Ask the treatment expert ... about pressure maps
Rosalyn Jordan, RN, BSN, MSc, CWOCN, WCC
Can you explain the purpose of a pressure map and the usefulness when evaluating the function of a therapeutic support surface?
Although pressure mapping systems have been frequently used to measure the pressure or tissue load supported by the therapeutic support surfaces, the performance of support surfaces with pressure mapping can be very inconsistent, costly and misleading when used to determine the most effective therapy for the individual patient.
A pressure map is created by a thin pad embedded with flexible sensors that transmit the location and pressure reading to a computer. A color-coded map of the body is generated by the computer. The computerized color output on the computer indicates the magnitude of pressure in that snapshot in time based on the ranges set within the computer programming.
A number of factors can influence the sensors and mapping systems.
Pressure mapping at bedside does not follow adherence to the rigorous testing methods utilized by independent laboratories. Pressure maps should be conditioned to the ambient room temperature and calibrated prior to testing.
Also, pressure maps have inherent issues such as hysteresis and creep.
Hysteresis occurs when loading the pressure map such as sliding the individual on the mapping system.

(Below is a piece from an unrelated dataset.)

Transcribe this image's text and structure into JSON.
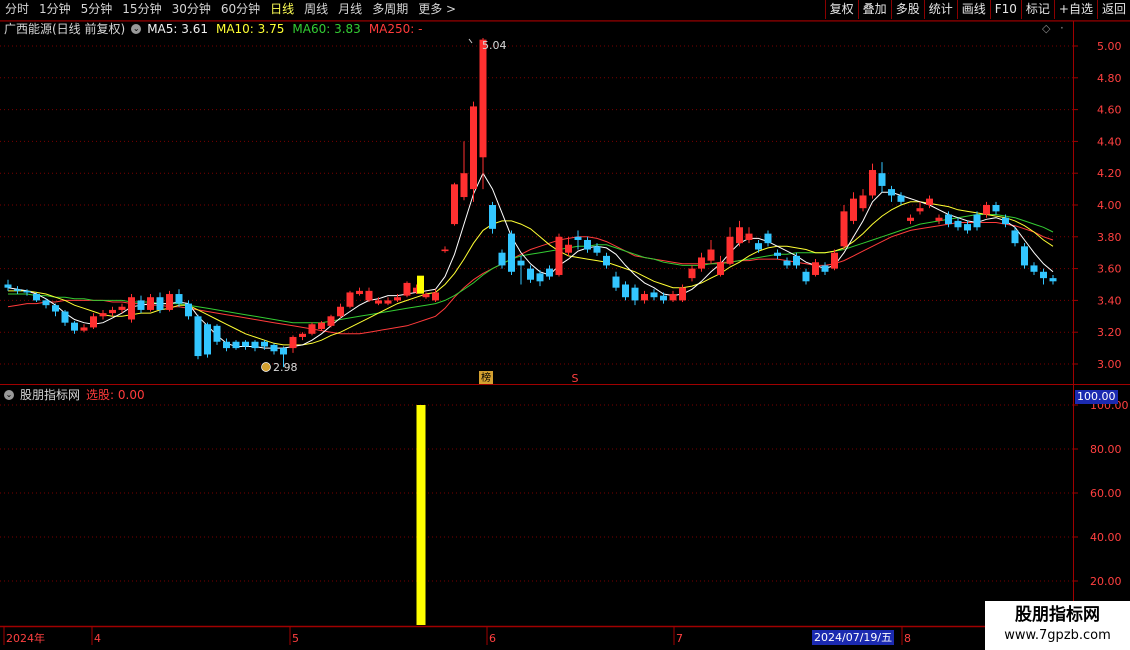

Creep occurs over time as the pressure on the sensors increases the longer the pressure is applied.
Bedside pressure mapping may be useful as an individual therapeutic intervention when utilized as a visual clue for positioning information or reminders to prevent and treat pressure ulcers. But support surface performance and selection based on standardized testing in a controlled laboratory environment is more effective.